WHAT TO WORK ON – Please return every line below that contains the string "brush".

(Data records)
━━━━━━━━

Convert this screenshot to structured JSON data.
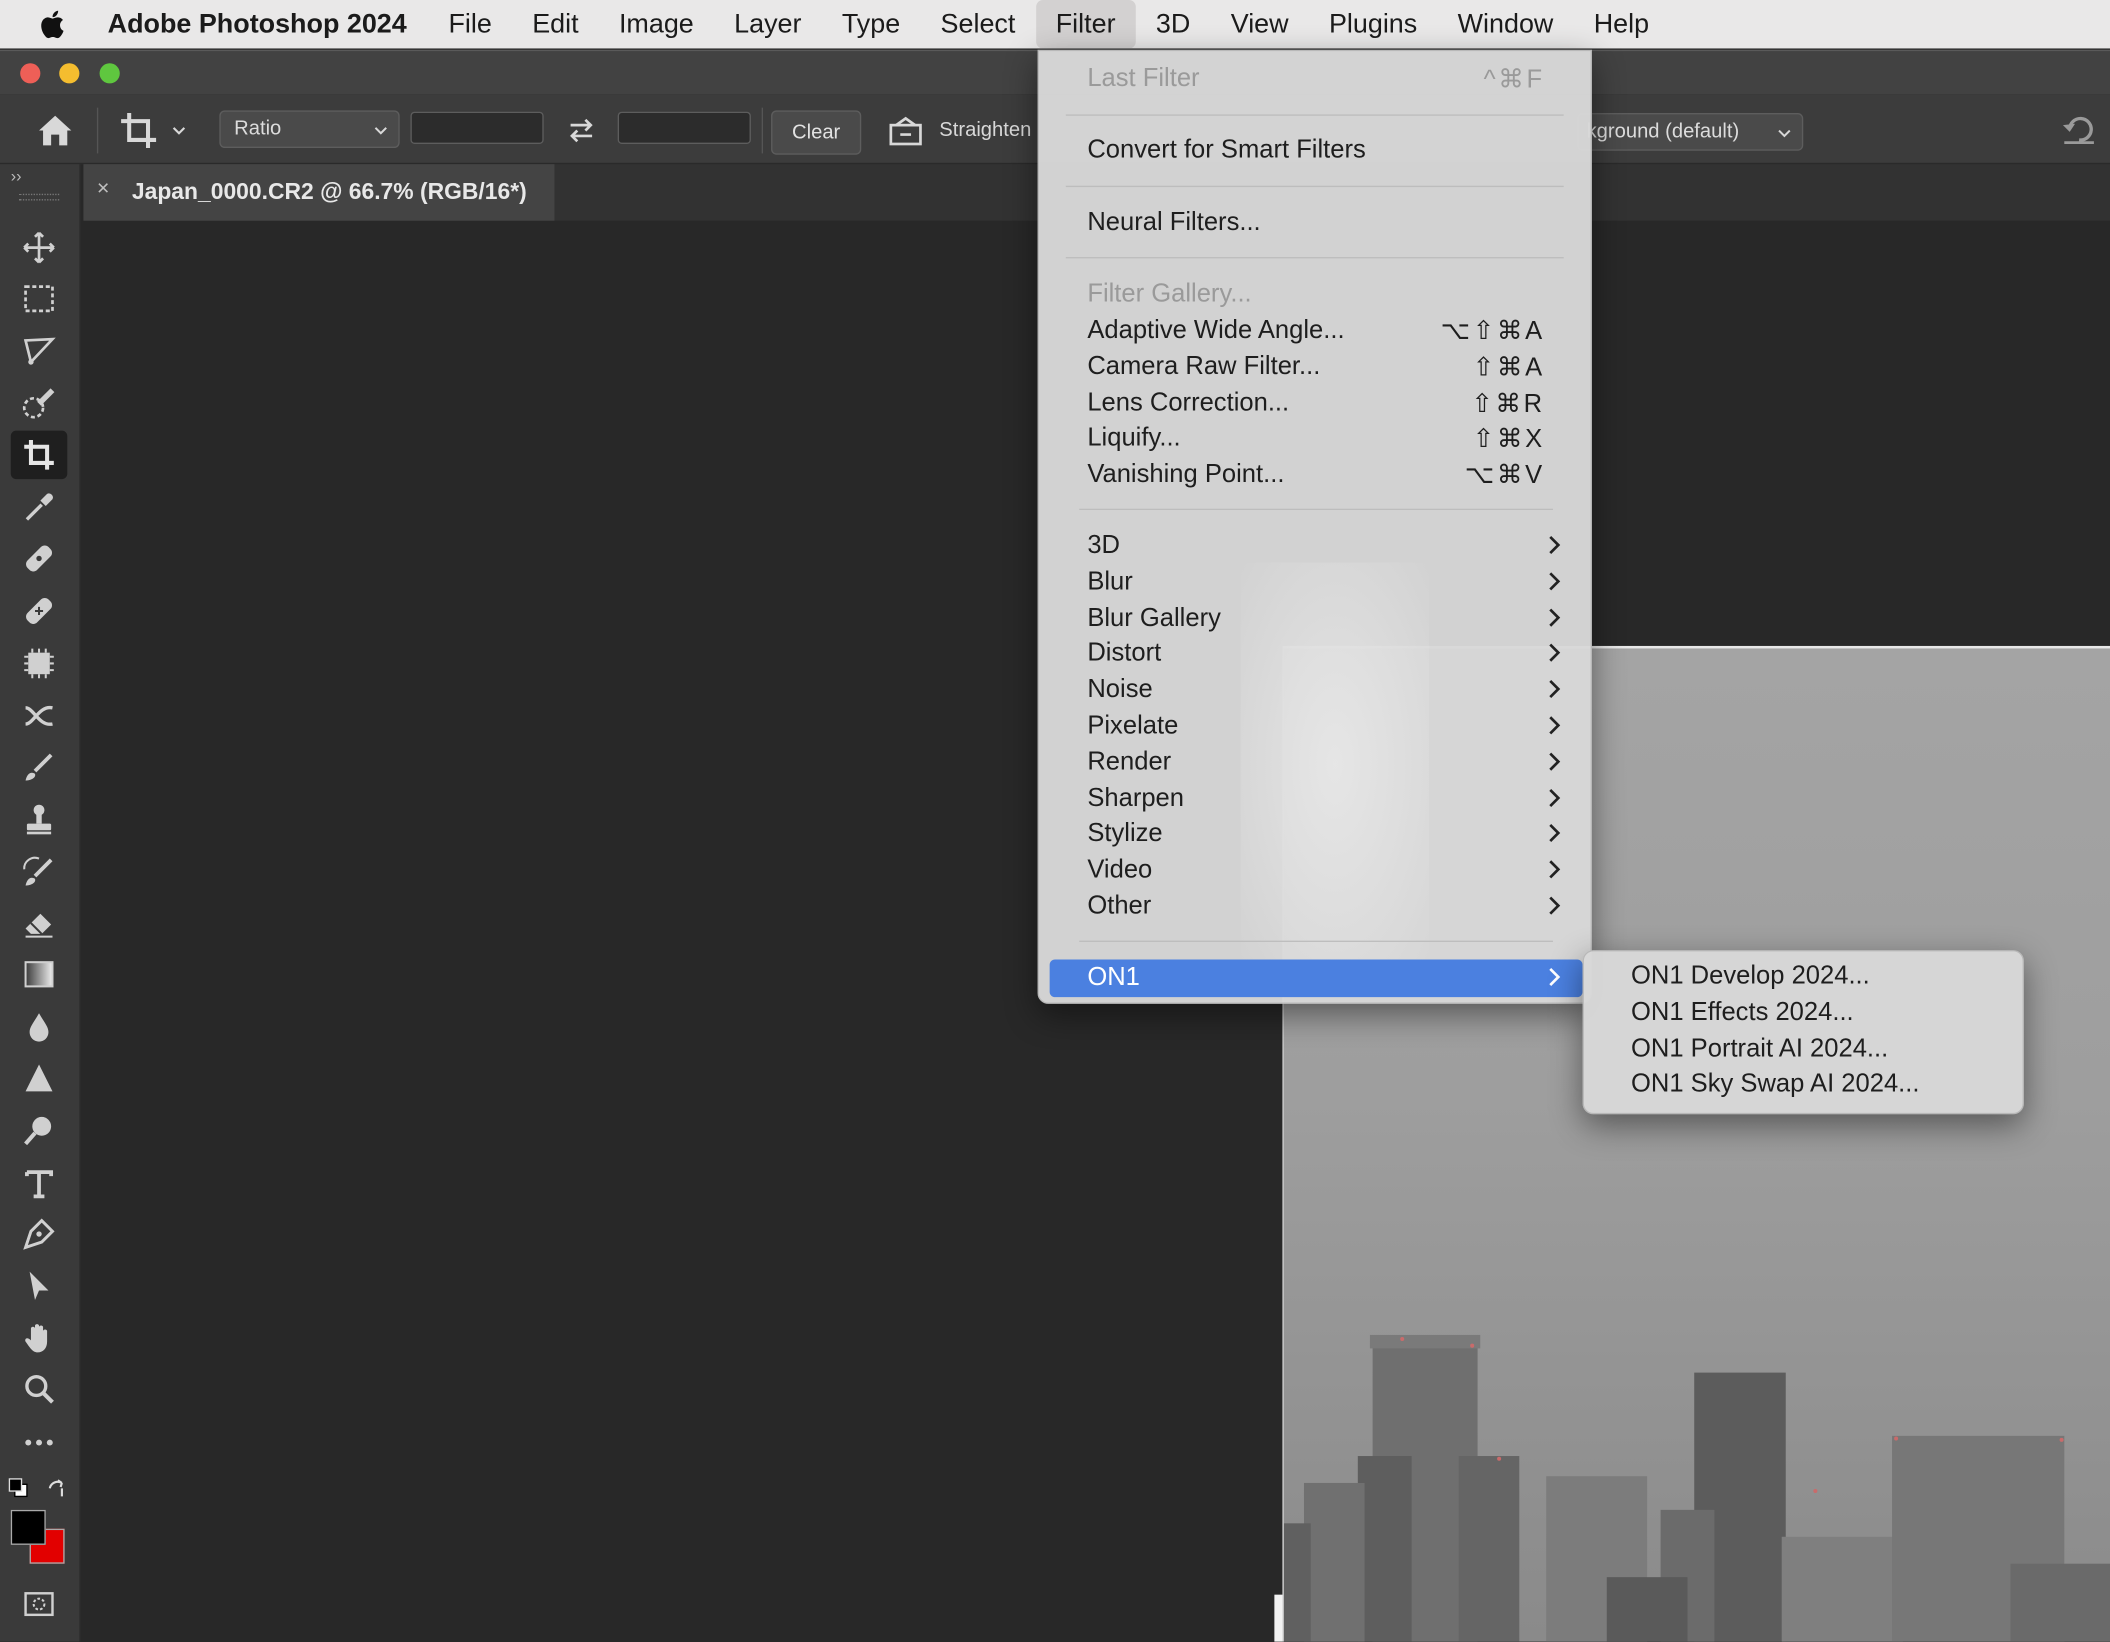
{
  "menubar": {
    "app_name": "Adobe Photoshop 2024",
    "items": [
      "File",
      "Edit",
      "Image",
      "Layer",
      "Type",
      "Select",
      "Filter",
      "3D",
      "View",
      "Plugins",
      "Window",
      "Help"
    ],
    "active": "Filter"
  },
  "options_bar": {
    "ratio_select": "Ratio",
    "width_value": "",
    "height_value": "",
    "clear_label": "Clear",
    "straighten_label": "Straighten",
    "background_select": "kground (default)"
  },
  "document_tab": {
    "title": "Japan_0000.CR2 @ 66.7% (RGB/16*)",
    "close_glyph": "×"
  },
  "toolbar": {
    "collapse_glyph": "››",
    "tools": [
      "move-tool-icon",
      "rectangular-marquee-icon",
      "lasso-icon",
      "quick-selection-icon",
      "crop-icon",
      "eyedropper-icon",
      "spot-healing-icon",
      "healing-brush-icon",
      "content-aware-move-icon",
      "red-eye-icon",
      "brush-icon",
      "clone-stamp-icon",
      "history-brush-icon",
      "eraser-icon",
      "gradient-icon",
      "blur-icon",
      "sharpen-icon",
      "dodge-icon",
      "type-icon",
      "pen-icon",
      "path-selection-icon",
      "hand-icon",
      "zoom-icon",
      "more-tools-icon"
    ],
    "selected_tool": "crop-icon",
    "foreground_color": "#000000",
    "background_color": "#e20000"
  },
  "filter_menu": {
    "last_filter": {
      "label": "Last Filter",
      "shortcut": "^⌘F"
    },
    "convert_smart": "Convert for Smart Filters",
    "neural_filters": "Neural Filters...",
    "filter_gallery": "Filter Gallery...",
    "filters": [
      {
        "label": "Adaptive Wide Angle...",
        "shortcut": "⌥⇧⌘A"
      },
      {
        "label": "Camera Raw Filter...",
        "shortcut": "⇧⌘A"
      },
      {
        "label": "Lens Correction...",
        "shortcut": "⇧⌘R"
      },
      {
        "label": "Liquify...",
        "shortcut": "⇧⌘X"
      },
      {
        "label": "Vanishing Point...",
        "shortcut": "⌥⌘V"
      }
    ],
    "submenus": [
      "3D",
      "Blur",
      "Blur Gallery",
      "Distort",
      "Noise",
      "Pixelate",
      "Render",
      "Sharpen",
      "Stylize",
      "Video",
      "Other"
    ],
    "on1": "ON1"
  },
  "on1_submenu": {
    "items": [
      "ON1 Develop 2024...",
      "ON1 Effects 2024...",
      "ON1 Portrait AI 2024...",
      "ON1 Sky Swap AI 2024..."
    ]
  }
}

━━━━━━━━

OUTPUT FOR THIS TASK –
      "healing-brush-icon",
      "brush-icon",
      "history-brush-icon",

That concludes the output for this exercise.